Go ahead, canned peaches, and take your rightful place in a healthy diet. According to the experts, you have just as much reason to be there as your fresh friends.
My grandmother did it and her mother before her. My mother? Not so much – she wanted no part of it, as America’s developing grocery industry made huge strides in the 1950s. The activitiy? Canning- and I have no idea how it’s done but I’m going to find out.
I just read an article by a local dietitian regarding the nutritional value of canned fruits and produce. She said that in some cases the canned varieties may even be preferable to their younger cousins – especially if you’re like me and leave them laying around way past their peak.
Produce in canned form is making a comeback—for many reasons, not the least of which is the cost – often significantly lower than fresh varieties. Even better if you pick your own produce this summer and can it yourself.
Personally, I’ve never done that, but I’m looking for a teacher to give me some tips. We took our first step yesterday and purchased bales of hay to spawn my bumper crop of tomatoes, squash, eggplant and such. We’ll be treating them with nitrogen for the next ten days – then it’s “Maters, do yo thing!”
There is a trend on the part of chefs – both domestic and commercial – to rely on homegrown fruits and veges. When they incorporate canning techniques to preserve seasonal produce, “They enjoy lower food costs, since they’re buying local, in-season produce, and control of the canning quality in terms of taste and preservation, since they’re canning the products themselves,” says Jeannie Houchins, MA, RD, a food and nutrition consultant in Chicago.
“Also, since chefs and cooks are canning or preserving the products themselves, it allows them to be more creative with the preservation ingredients and combinations, since it’s not a mass-produced product.”
And remember, transporting produce requires energy, which is not good for the environment. It also means that fresh produce, whether domestic or imported, is harvested long before you eat it, which may mean significant nutrient losses. Long transit times may also encourage waste, as consumers throw out a portion of spoiled or slightly spoiled produce. I think canned produce is an excellent value because there is no waste and because it’s a way to work in fruits and vegetables all year round.
Incorporating canned foods into recipes is often easier because they are already cooked, saving a cooking step—especially for vegetables such as pumpkin, which is more convenient when canned, regardless of the season. Like canned beans, for example, you may not have time to soak dry beans overnight, then cook the beans the next day, and then prepare them in a meal. Keeping a variety of canned beans on hand is a huge time-saver, and they’re just as good of a source of protein, whether they are sold as dry, frozen, or fresh,” she says.
A recent University of California study, found all forms of fruits and veggies—canned, cooked fresh, and frozen—are nutritionally similar and can contribute to a healthful eating plan.
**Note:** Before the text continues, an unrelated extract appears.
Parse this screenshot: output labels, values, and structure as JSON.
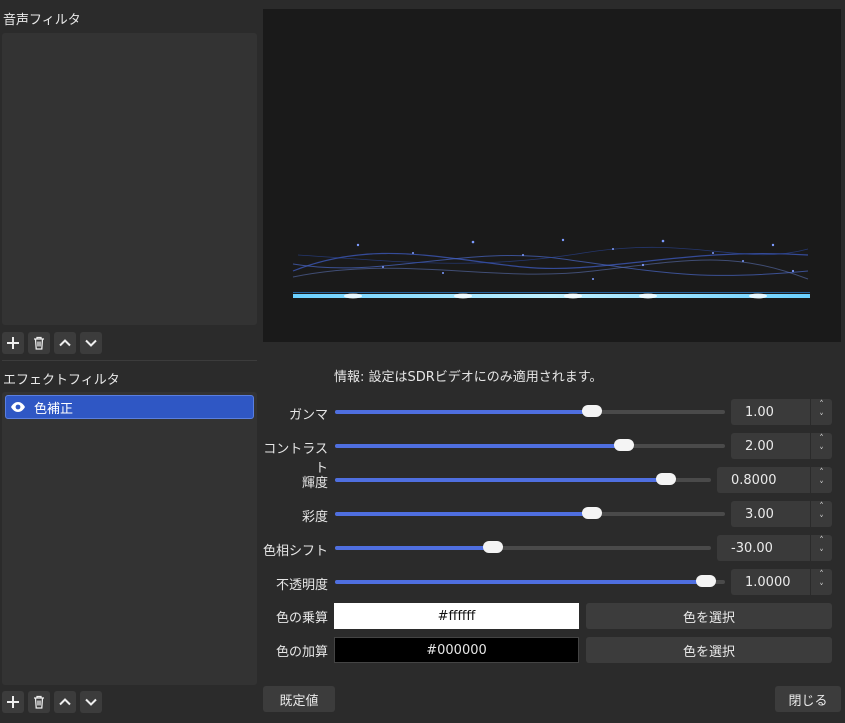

The canning process locks in nutrients at their peak of freshness, and due to the lack of oxygen during the storage period, canned fruits and vegetables remain relatively stable up until the time they are consumed and have a longer shelf life. In contrast, some fresh vegetables, such as spinach and green beans, lose up to 75% of their vitamin C within seven days of harvest, even when held at the recommended refrigerator temperature, according to the study.
Tomatoes are a great example of a vegetable that is sometimes better canned. They’re more flavorful than fresh hothouse tomatoes, and nutritionally speaking, the body’s ability to use the heart-healthy antioxidant lycopene found in tomatoes is greater when tomatoes are cooked or canned because of the heat from the canning process.
Well, “I declare!” as my grandmother always said when astounded by something. One-half cup of canned tomatoes provides 11.8 milligrams of lycopene compared to just 3.7 milligrams found in one medium fresh uncooked tomato. Canned tomatoes and tomato sauces are among the best sources of the heart-healthy antioxidant lycopene.”
Canned foods retain their nutrients for up to two years, and canneries are often located within a few miles of the field, helping ensure that canned food is processed at its peak.
When my garden starts coming in, I’ll have my water bath ready. I’m already feeling very virtuous – canning my own fruits and vegetables and wearing my new “I Love Lucy” apron, Olivia game me for my last birthday – even have matching rubber gloves.